Meanwhile, people such as Bonnie Porter rallied around the new candidate.
“When I heard she was going to run, the joy that I felt was just immense,” said Porter, a retired Aerojet employee.
The remaining four El Dorado County supervisors voted in June to schedule the special election, at a cost of $100,000. They said the county charter required them to fill the seat within 120 days after the judge ordered Ray Nutting’s removal.
Special-election candidates include Chris Amaral, an El Dorado Hills resident and project manager for computer database systems who lost a bid for county recorder-clerk in June. Also running is Claire McNeal, a former vice chairman of the county Republican central committee and neighbor of the Nuttings in the Happy Valley region of Somerset.
Another hopeful, George Turnboo, an auto shop owner in the town of El Dorado, was handily defeated by Ray Nutting in 2012. Prosecutors subpoenaed Turnboo to testify this year that his campaign might have fared better if voters in the conservative district had known that Ray Nutting was getting state income for fire protection work on his own ranch.
Meanwhile, candidate Dave Pratt is Ray Nutting’s appointee to the planning commission and an acquaintance of his family. He said he is running because the county needs experienced leadership, not simply the extension of a family political legacy.
“We’re going to have an election until something happens otherwise,” said Pratt, owner of the DK Cellars winery in Fair Play. “It is time for people to move on. Jennifer’s a friend of mine. Ray’s a friend of mine. I wish them well in their pursuits. But I’m in this to win it.”
In Diamond Springs, printing shop owner Neal Stockman said he is simply fed up with all things Nutting. He recently added some new lettering – “No More Nutting” – to the roadside sign advertising his business services.
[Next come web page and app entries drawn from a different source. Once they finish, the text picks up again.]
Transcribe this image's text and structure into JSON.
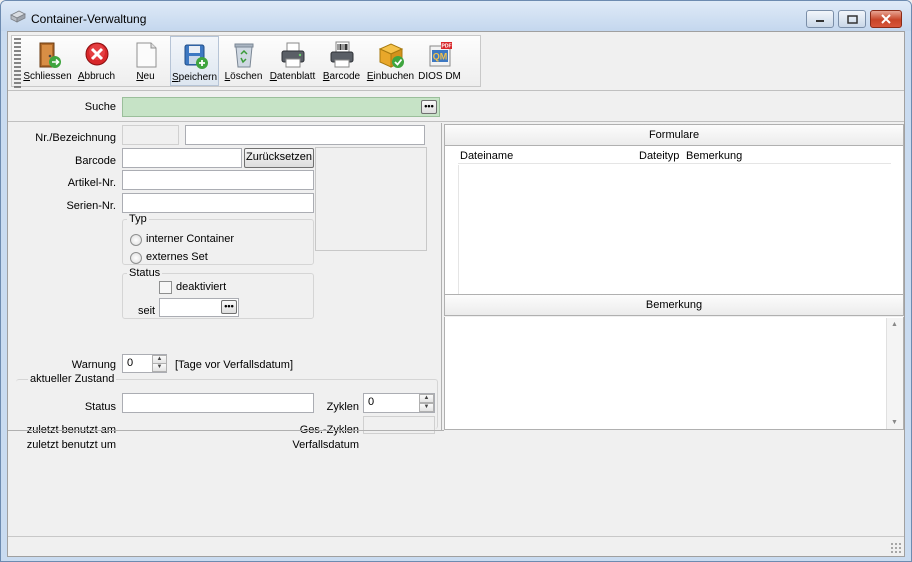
{
  "window": {
    "title": "Container-Verwaltung"
  },
  "toolbar": {
    "items": [
      {
        "label": "Schliessen",
        "key": "S",
        "icon": "door-exit-icon"
      },
      {
        "label": "Abbruch",
        "key": "A",
        "icon": "cancel-icon"
      },
      {
        "label": "Neu",
        "key": "N",
        "icon": "new-document-icon"
      },
      {
        "label": "Speichern",
        "key": "S",
        "icon": "save-icon"
      },
      {
        "label": "Löschen",
        "key": "L",
        "icon": "recycle-bin-icon"
      },
      {
        "label": "Datenblatt",
        "key": "D",
        "icon": "printer-icon"
      },
      {
        "label": "Barcode",
        "key": "B",
        "icon": "barcode-printer-icon"
      },
      {
        "label": "Einbuchen",
        "key": "E",
        "icon": "box-check-icon"
      },
      {
        "label": "DIOS DM",
        "key": "",
        "icon": "dios-dm-icon"
      }
    ]
  },
  "search": {
    "label": "Suche",
    "value": ""
  },
  "form": {
    "nr_label": "Nr./Bezeichnung",
    "nr_value": "",
    "bezeichnung_value": "",
    "barcode_label": "Barcode",
    "barcode_value": "",
    "reset_button": "Zurücksetzen",
    "artikel_label": "Artikel-Nr.",
    "artikel_value": "",
    "serien_label": "Serien-Nr.",
    "serien_value": "",
    "typ": {
      "title": "Typ",
      "options": [
        "interner Container",
        "externes Set"
      ]
    },
    "status_group": {
      "title": "Status",
      "deaktiviert_label": "deaktiviert",
      "seit_label": "seit",
      "seit_value": ""
    },
    "warnung_label": "Warnung",
    "warnung_value": "0",
    "warnung_hint": "[Tage vor Verfallsdatum]"
  },
  "zustand": {
    "title": "aktueller Zustand",
    "status_label": "Status",
    "status_value": "",
    "zyklen_label": "Zyklen",
    "zyklen_value": "0",
    "zuletzt_am_label": "zuletzt benutzt am",
    "zuletzt_um_label": "zuletzt benutzt um",
    "ges_zyklen_label": "Ges.-Zyklen",
    "verfallsdatum_label": "Verfallsdatum"
  },
  "formulare": {
    "title": "Formulare",
    "columns": [
      "Dateiname",
      "Dateityp",
      "Bemerkung"
    ]
  },
  "bemerkung": {
    "title": "Bemerkung",
    "value": ""
  }
}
“I’m tired of the Nuttings,” Stockman said. “Everything is always someone else’s fault. Nothing is Ray’s fault. I’m sorry, but when you screw up as a supervisor, you’re done as a supervisor. I have never met Jennifer. But I have no desire to put another Nutting in office.”
Yet Diamond Springs real estate broker John Stelzmiller, former chair of the county Republican central committee, said he can’t put aside how “Ray has been badly mistreated, run over the coals and shook from end to end.”
He said he is inspired by the candidacy of Jennifer Nutting, the ousted supervisor’s “right arm,” but said voters may be turned off – or wildly confused – by the county’s messy political drama.
“I think voters are going to be in the dark,” Stelzmiller said. “I really feel this is an election that is going to leave people in a lurch, not knowing where to go.”